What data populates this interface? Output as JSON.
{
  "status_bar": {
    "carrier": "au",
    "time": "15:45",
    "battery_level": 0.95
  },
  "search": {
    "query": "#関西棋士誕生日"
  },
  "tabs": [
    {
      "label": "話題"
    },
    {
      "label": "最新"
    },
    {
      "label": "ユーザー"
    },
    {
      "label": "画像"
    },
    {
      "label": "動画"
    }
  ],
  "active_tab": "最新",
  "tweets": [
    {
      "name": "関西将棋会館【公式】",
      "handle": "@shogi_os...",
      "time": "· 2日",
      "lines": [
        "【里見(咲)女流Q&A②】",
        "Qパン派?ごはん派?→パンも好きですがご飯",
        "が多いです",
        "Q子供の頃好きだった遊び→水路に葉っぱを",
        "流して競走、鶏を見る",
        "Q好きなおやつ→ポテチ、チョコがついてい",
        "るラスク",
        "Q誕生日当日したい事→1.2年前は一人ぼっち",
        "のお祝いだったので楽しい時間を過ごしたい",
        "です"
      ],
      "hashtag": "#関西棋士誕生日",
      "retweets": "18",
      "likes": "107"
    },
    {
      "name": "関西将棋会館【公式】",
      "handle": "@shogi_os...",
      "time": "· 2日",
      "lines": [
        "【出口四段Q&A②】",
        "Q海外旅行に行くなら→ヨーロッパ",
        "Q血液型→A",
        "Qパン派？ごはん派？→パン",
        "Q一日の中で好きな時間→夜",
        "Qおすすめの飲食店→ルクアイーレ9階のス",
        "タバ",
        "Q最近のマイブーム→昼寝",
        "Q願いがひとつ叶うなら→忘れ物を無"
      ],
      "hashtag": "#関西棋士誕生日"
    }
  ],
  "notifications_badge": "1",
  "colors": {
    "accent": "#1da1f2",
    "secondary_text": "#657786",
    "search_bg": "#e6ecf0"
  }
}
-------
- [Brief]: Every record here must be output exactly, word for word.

- [Written solution]:
What data populates this interface? Output as JSON.
{
  "status_bar": {
    "carrier": "au",
    "time": "15:45",
    "battery_level": 0.95
  },
  "search": {
    "query": "#関西棋士誕生日"
  },
  "tabs": [
    {
      "label": "話題"
    },
    {
      "label": "最新"
    },
    {
      "label": "ユーザー"
    },
    {
      "label": "画像"
    },
    {
      "label": "動画"
    }
  ],
  "active_tab": "最新",
  "tweets": [
    {
      "name": "関西将棋会館【公式】",
      "handle": "@shogi_os...",
      "time": "· 2日",
      "lines": [
        "【里見(咲)女流Q&A②】",
        "Qパン派?ごはん派?→パンも好きですがご飯",
        "が多いです",
        "Q子供の頃好きだった遊び→水路に葉っぱを",
        "流して競走、鶏を見る",
        "Q好きなおやつ→ポテチ、チョコがついてい",
        "るラスク",
        "Q誕生日当日したい事→1.2年前は一人ぼっち",
        "のお祝いだったので楽しい時間を過ごしたい",
        "です"
      ],
      "hashtag": "#関西棋士誕生日",
      "retweets": "18",
      "likes": "107"
    },
    {
      "name": "関西将棋会館【公式】",
      "handle": "@shogi_os...",
      "time": "· 2日",
      "lines": [
        "【出口四段Q&A②】",
        "Q海外旅行に行くなら→ヨーロッパ",
        "Q血液型→A",
        "Qパン派？ごはん派？→パン",
        "Q一日の中で好きな時間→夜",
        "Qおすすめの飲食店→ルクアイーレ9階のス",
        "タバ",
        "Q最近のマイブーム→昼寝",
        "Q願いがひとつ叶うなら→忘れ物を無"
      ],
      "hashtag": "#関西棋士誕生日"
    }
  ],
  "notifications_badge": "1",
  "colors": {
    "accent": "#1da1f2",
    "secondary_text": "#657786",
    "search_bg": "#e6ecf0"
  }
}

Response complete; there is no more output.